** Opening Supplied records block **
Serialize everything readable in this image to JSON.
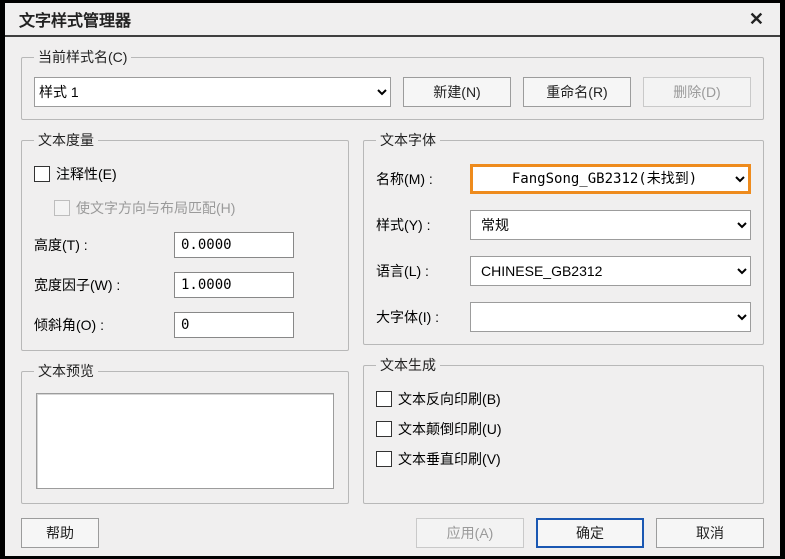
{
  "title": "文字样式管理器",
  "currentStyle": {
    "legend": "当前样式名(C)",
    "value": "样式 1",
    "buttons": {
      "new": "新建(N)",
      "rename": "重命名(R)",
      "delete": "删除(D)"
    }
  },
  "metrics": {
    "legend": "文本度量",
    "annotative": "注释性(E)",
    "matchOrient": "使文字方向与布局匹配(H)",
    "heightLabel": "高度(T) :",
    "heightValue": "0.0000",
    "widthFactorLabel": "宽度因子(W) :",
    "widthFactorValue": "1.0000",
    "obliqueLabel": "倾斜角(O) :",
    "obliqueValue": "0"
  },
  "font": {
    "legend": "文本字体",
    "nameLabel": "名称(M) :",
    "nameValue": "FangSong_GB2312(未找到)",
    "styleLabel": "样式(Y) :",
    "styleValue": "常规",
    "langLabel": "语言(L) :",
    "langValue": "CHINESE_GB2312",
    "bigfontLabel": "大字体(I) :",
    "bigfontValue": ""
  },
  "preview": {
    "legend": "文本预览"
  },
  "generation": {
    "legend": "文本生成",
    "backwards": "文本反向印刷(B)",
    "upsidedown": "文本颠倒印刷(U)",
    "vertical": "文本垂直印刷(V)"
  },
  "bottom": {
    "help": "帮助",
    "apply": "应用(A)",
    "ok": "确定",
    "cancel": "取消"
  },
  "colors": {
    "highlight": "#ee8b1d",
    "defaultBtnBorder": "#1a57b2"
  }
}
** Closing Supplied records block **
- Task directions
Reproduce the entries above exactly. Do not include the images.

- Your solution
Serialize everything readable in this image to JSON.
{
  "title": "文字样式管理器",
  "currentStyle": {
    "legend": "当前样式名(C)",
    "value": "样式 1",
    "buttons": {
      "new": "新建(N)",
      "rename": "重命名(R)",
      "delete": "删除(D)"
    }
  },
  "metrics": {
    "legend": "文本度量",
    "annotative": "注释性(E)",
    "matchOrient": "使文字方向与布局匹配(H)",
    "heightLabel": "高度(T) :",
    "heightValue": "0.0000",
    "widthFactorLabel": "宽度因子(W) :",
    "widthFactorValue": "1.0000",
    "obliqueLabel": "倾斜角(O) :",
    "obliqueValue": "0"
  },
  "font": {
    "legend": "文本字体",
    "nameLabel": "名称(M) :",
    "nameValue": "FangSong_GB2312(未找到)",
    "styleLabel": "样式(Y) :",
    "styleValue": "常规",
    "langLabel": "语言(L) :",
    "langValue": "CHINESE_GB2312",
    "bigfontLabel": "大字体(I) :",
    "bigfontValue": ""
  },
  "preview": {
    "legend": "文本预览"
  },
  "generation": {
    "legend": "文本生成",
    "backwards": "文本反向印刷(B)",
    "upsidedown": "文本颠倒印刷(U)",
    "vertical": "文本垂直印刷(V)"
  },
  "bottom": {
    "help": "帮助",
    "apply": "应用(A)",
    "ok": "确定",
    "cancel": "取消"
  },
  "colors": {
    "highlight": "#ee8b1d",
    "defaultBtnBorder": "#1a57b2"
  }
}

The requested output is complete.